The multi-talented writer/director/artist who Stephen King once branded “the future of horror” has made no bones about attributing the look of this horrifying Hellraiser characters to Giger and his influence. In fact, there are rumors that the long stalled remake of the original 1987 shocker was to feature creatures far more in tune with the Swiss artist’s surrealist ideals. One thing’s for sure, Barker’s basis for these “demons” offering up unsuspecting humans both the ultimate pleasure and the most horrific pain are based almost exclusively on Giger’s “flesh and fear” philosophy.
After the wild success of the original film, it made perfect sense for there to be a sequel to the Steven Spielberg/Tobe Hooper fright fest. However, the production was troubled from the beginning. Not only was the older daughter (Dominique Dunne) murdered right after Poltergeist opened, but part two star Julian Beck died during the production. Giger was enlisted to help fill in those un-filmed moments when the evil Rev. Henry Kane haunted the Freeling family, though only a couple of his concepts were actually realized. What was used, however, gave this otherwise middling movie a true edge.
It was a premise right up the artist’s particularly perverse ally.
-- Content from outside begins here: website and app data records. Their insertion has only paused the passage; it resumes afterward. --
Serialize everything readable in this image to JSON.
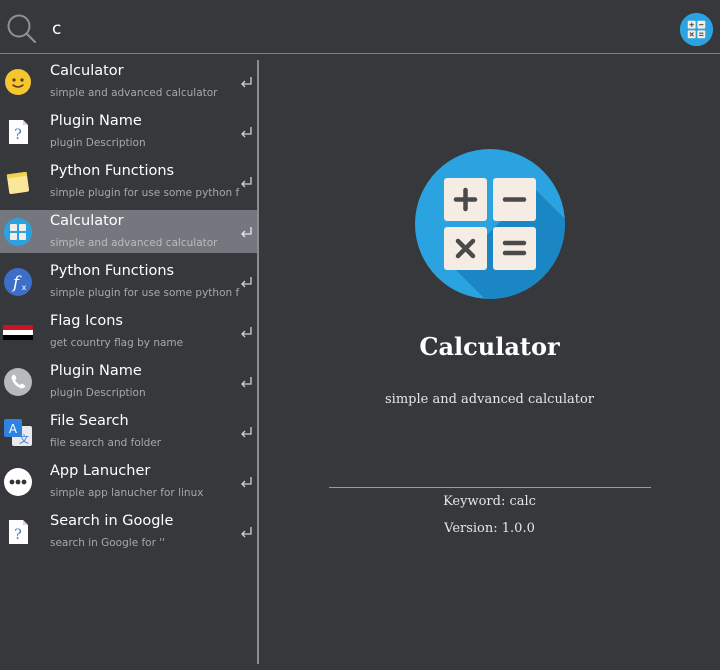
{
  "search": {
    "query": "c",
    "placeholder": ""
  },
  "results": [
    {
      "title": "Calculator",
      "description": "simple and advanced calculator",
      "icon": "smiley-icon"
    },
    {
      "title": "Plugin Name",
      "description": "plugin Description",
      "icon": "question-document-icon"
    },
    {
      "title": "Python Functions",
      "description": "simple plugin for use some python functions",
      "icon": "notepad-icon"
    },
    {
      "title": "Calculator",
      "description": "simple and advanced calculator",
      "icon": "calculator-icon",
      "selected": true
    },
    {
      "title": "Python Functions",
      "description": "simple plugin for use some python functions",
      "icon": "function-icon"
    },
    {
      "title": "Flag Icons",
      "description": "get country flag by name",
      "icon": "flag-icon"
    },
    {
      "title": "Plugin Name",
      "description": "plugin Description",
      "icon": "phone-icon"
    },
    {
      "title": "File Search",
      "description": "file search and folder",
      "icon": "translate-icon"
    },
    {
      "title": "App Lanucher",
      "description": "simple app lanucher for linux",
      "icon": "more-dots-icon"
    },
    {
      "title": "Search in Google",
      "description": "search in Google for ''",
      "icon": "question-document-icon"
    }
  ],
  "detail": {
    "title": "Calculator",
    "description": "simple and advanced calculator",
    "keyword": "Keyword: calc",
    "version": "Version: 1.0.0",
    "icon": "calculator-icon"
  },
  "colors": {
    "background": "#36383c",
    "selected_row": "#74787e",
    "calculator_blue": "#2aa3e0"
  }
}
The story saw some scientists splicing alien DNA with the human genome resulting in a terrifying combination of female and fiend with a singular focus to procreate. When presented with the project, Giger loved the idea, saying that he loved the challenge of looking at monsters “in another way… (as) an aesthetic warrior, also sensual and deadly, like the women look in my paintings”. While the final film displeased him (he thought it too similar to Alien), the end result was another artistic triumph for his diabolical designs.
No, not his work with Alejandro Jodorowsky. We’ll get to that in a minute. You see, when David Lynch took over the stalled sci-fi epic, Giger was actually happy. He was often quoted as saying that the auteur’s amazing Eraserhead was the closest any filmmaker had come to realize his own dark visions onscreen. Of course, few in the genre fanbase were happy with what Lynch did, but the allusions to the work done previously by those involved with Jodorowsky is embedded all over this film, especially Giger and his designs for the House Harkonnen.
We listed this as the number one unmade movie of all time, and with good reason. Alejandro Jodorowsky is one of the greatest directors in the history of cinema and his films, such as El Topo and The Holy Mountain, manifest a true visionary approach. So imagine what he could have done with the artists and actors he had gathered together for this take on Frank Herbert’s speculative sensation. Giger made one of his rare public appearances in the documentary, discussing how he became one of the director’s “spirit warriors” as well as how Lynch’s film was “influenced” by him.
Willis O’Brien will always have King Kong. Jack Pierce remains Universal’s Frankenstein’s proud papa. The Exorcist is synonymous with Dick Smith, while Rob Bottin’s work on John Carpenter’s ‘Thing’ is the stuff of legend. It’s rare when an artist can create a classic horror creature and have it last longer than a few short years, but Giger did it and did it well with his many stages of this seminal space fiend. From the eerie embryonic face hugger to chest burster and frightening phallic adult, his Alien stands proudly above and beyond all other evil ETs.